Taken from A Profile of Older Americans: 2020 developed by the Administration on Aging (AoA), Administration for Community Living, U.S. Department of Health and Human Services. AoA serves as an advocate for older adults within the federal government and is working to encourage and coordinate a responsive system of family and community based services throughout the nation. AoA helps states develop comprehensive service systems which are administered by 56 State Units on Aging, 629 Area Agencies on Aging, 263 Tribal organizations, and 1 Native Hawaiian organization.

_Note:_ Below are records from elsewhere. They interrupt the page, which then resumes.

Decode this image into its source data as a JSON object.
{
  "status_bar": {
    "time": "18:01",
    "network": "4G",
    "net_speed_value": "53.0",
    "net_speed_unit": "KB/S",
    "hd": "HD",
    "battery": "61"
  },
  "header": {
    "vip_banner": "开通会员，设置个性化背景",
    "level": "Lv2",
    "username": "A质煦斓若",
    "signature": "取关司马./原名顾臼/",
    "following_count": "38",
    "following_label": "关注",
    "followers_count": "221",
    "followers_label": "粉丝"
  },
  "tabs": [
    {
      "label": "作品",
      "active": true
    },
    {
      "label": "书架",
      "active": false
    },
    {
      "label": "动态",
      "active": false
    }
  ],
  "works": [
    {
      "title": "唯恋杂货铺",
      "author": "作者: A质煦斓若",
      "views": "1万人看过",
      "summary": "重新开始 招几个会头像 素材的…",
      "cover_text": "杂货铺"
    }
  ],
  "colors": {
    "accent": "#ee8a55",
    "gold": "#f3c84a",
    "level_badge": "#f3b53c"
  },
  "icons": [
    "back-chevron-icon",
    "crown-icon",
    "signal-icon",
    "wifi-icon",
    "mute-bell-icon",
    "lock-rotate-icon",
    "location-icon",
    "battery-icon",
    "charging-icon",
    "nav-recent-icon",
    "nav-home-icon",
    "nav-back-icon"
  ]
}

Sources: U.S. Census Bureau, Population Division, Annual Estimates of the Resident Population for Selected Age Groups by Sex for the United States, States, Counties, and Puerto Rico Commonwealth and Municipios: April 1, 2010 to July 1, 2016. Release Date: June 2017; Table 1. Intercensal Estimates of the Resident Population by Sex and Age for the United States: April 1, 2000 to July 1, 2010. Release Date: September 2011; Annual Estimates of the Resident Population by Single Year of Age and Sex for the United States, States, Counties, and Puerto Rico Commonwealth and Municipios: April 1, 2010 to July 1, 2016. Release Date: June 2017; 2010 Census Special Reports, Centenarians: 2010, C2010SR-03, 2012; Hobbs, Frank and Nicole Stoops, Census 2000 Special Reports, Series CENSR-4, Demographic Trends in the 20th Century, Table 5. Population by Age and Sex for the United States: 1900 to 2000, Part A; National Center for Health Statistics, Kochanek KD, Murphy SL, Xu JQ, Arias E. Mortality in the United States, 2016. NCHS data brief, no 293. Hyattsville, MD: December 2017; and National Research Council, Crimmins EM, Preston SH, Cohen B, editors. Explaining Divergent Levels of Longevity in High-Income Countries. Panel on Understanding Divergent Trends in Longevity in High-Income Countries, 2011.